A district judge must make a de novo determination of those portions of a
magistrate judge's report and recommendation to which an objection is made. Fed. R.
Civ. P. 72(b); 28 U.S.C. § 636(b)(l); Cullen v. United States, 194 F.3d 401,405 (2d Cir.
On December 1, 2016, Defendants filed their motion for summary judgment and informed
Plaintiff of the consequences of failing to respond to their motion as required by Local Rule 56
and the Magistrate Judge's December 2, 2016 Order. Plaintiff did not respond to Defendants'
A plaintiff asserting a medical malpractice claim must file a certificate of merit simultaneously
with the complaint showing that he or she consulted with a qualified health care provider and
that the health care provider has:
(1) described the applicable standard of care;
(2) indicated that based on reasonably available evidence, there is a reasonable
likelihood that the plaintiff will be able to show that the defendant failed to meet
that standard of care; and
(3) indicated that there is a reasonable likelihood that the plaintiff will be able to
show that the defendant's failure to meet the standard of care caused the
12 V.S.A. § 1042(a).
1999). The district judge may accept, reject, or modify, in whole or in part, the findings
or recommendations made by the magistrate judge. 28 U.S.C. § 636(b)(l); accord
Cullen, 194 F.3d at 405. A district judge, however, is not required to review the factual
or legal conclusions of the magistrate judge as to those portions of a report and
recommendation to which no objections are addressed. Thomas v. Arn, 474 U.S. 140,
In his twenty pageR & R, the Magistrate Judge carefully reviewed the factual and
legal claims in Plaintiffs Complaint and Defendants' motion, and properly recommended
that the court grant summary judgment in Defendants' favor and dismiss all claims
against them. The court agrees with the Magistrate Judge's well-reasoned decision.
For the foregoing reasons, the court hereby ADOPTS the Magistrate Judge's
R & R as the court's Opinion and Order (Doc. 61), and GRANTS Defendants' motion for
summary judgment. (Doc. 54.) Having dismissed Plaintiffs federal claims, the court
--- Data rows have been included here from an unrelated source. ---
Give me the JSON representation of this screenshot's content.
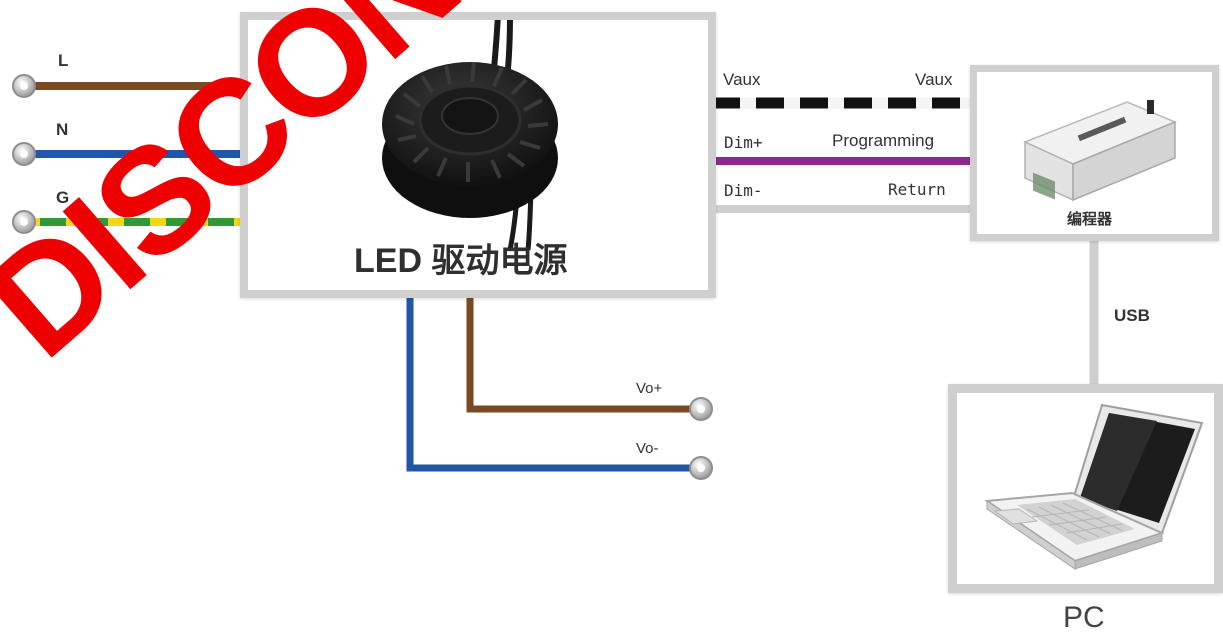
{
  "input_terminals": {
    "line": "L",
    "neutral": "N",
    "ground": "G"
  },
  "driver": {
    "title": "LED 驱动电源"
  },
  "signal_wires": {
    "left": {
      "vaux": "Vaux",
      "dim_plus": "Dim+",
      "dim_minus": "Dim-"
    },
    "right": {
      "vaux": "Vaux",
      "programming": "Programming",
      "return": "Return"
    }
  },
  "programmer": {
    "label": "编程器"
  },
  "usb_link": {
    "label": "USB"
  },
  "pc": {
    "label": "PC"
  },
  "outputs": {
    "vo_plus": "Vo+",
    "vo_minus": "Vo-"
  },
  "watermark": {
    "text": "DISCONTINUED"
  },
  "colors": {
    "line_wire": "#7a4a22",
    "neutral_wire": "#1f57a6",
    "ground_wire_a": "#f2d61a",
    "ground_wire_b": "#2f9a35",
    "dim_plus_wire": "#8a2a8c",
    "watermark": "#ee0000",
    "box_border": "#cfcfcf"
  }
}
refrains from exercising supplemental jurisdiction over Plaintiffs medical malpractice
claim. Plaintiffs Complaint is therefore DISMISSED WITHOUT PREJUDICE. (Doc.
5.) The court agrees with the Magistrate Judge that leave to amend should not be granted
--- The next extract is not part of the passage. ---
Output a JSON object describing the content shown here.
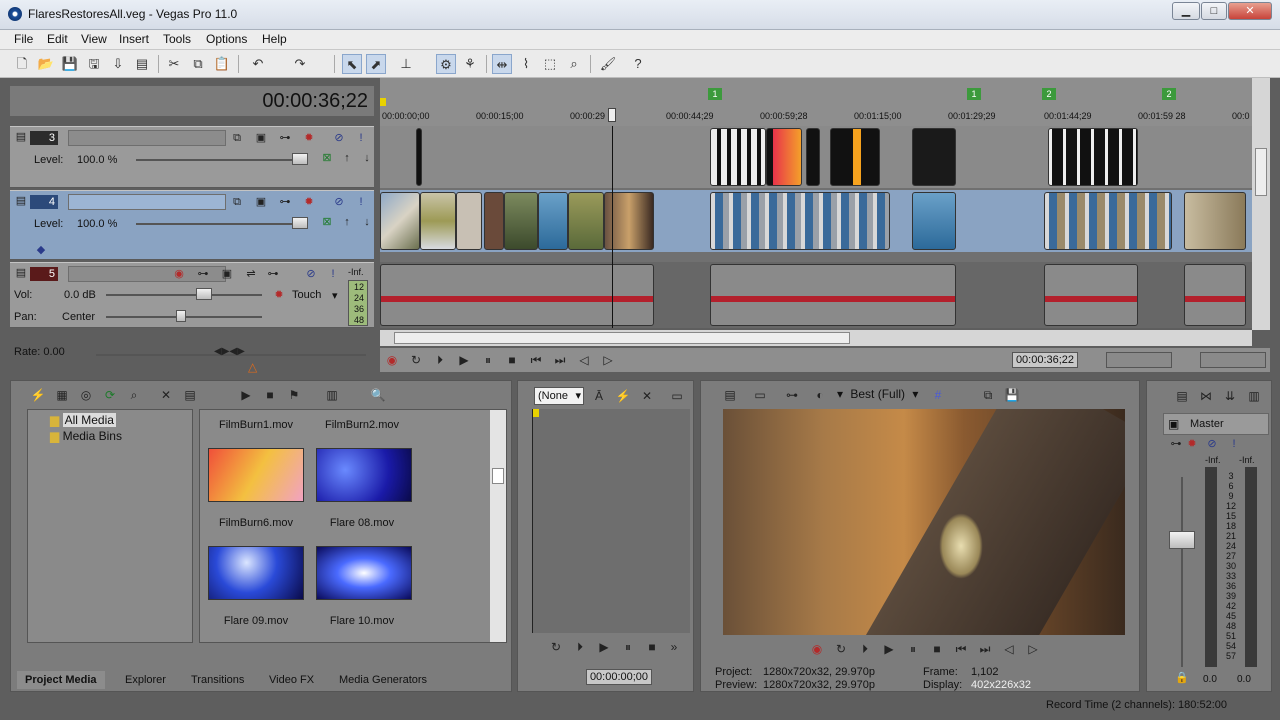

sua sponte as it appears unlikely that Plaintiff can cure the deficiencies in his Complaint.
Dated at Burlington, in the District of Vermont, this
day of May, 2017.
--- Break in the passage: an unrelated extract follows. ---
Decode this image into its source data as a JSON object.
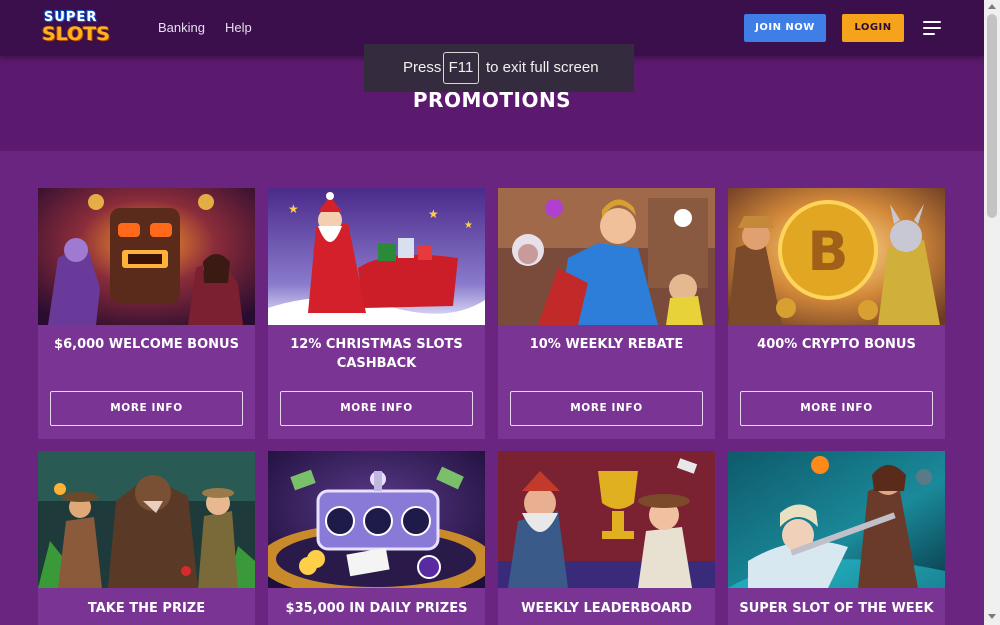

eiss, Chief Judge
United States District Court
Disclaimer: Justia Dockets & Filings provides public litigation records from the federal appellate and district courts. These filings and docket sheets should not be considered findings of fact or liability, nor do they necessarily reflect the view of Justia.
Why Is My Information Online?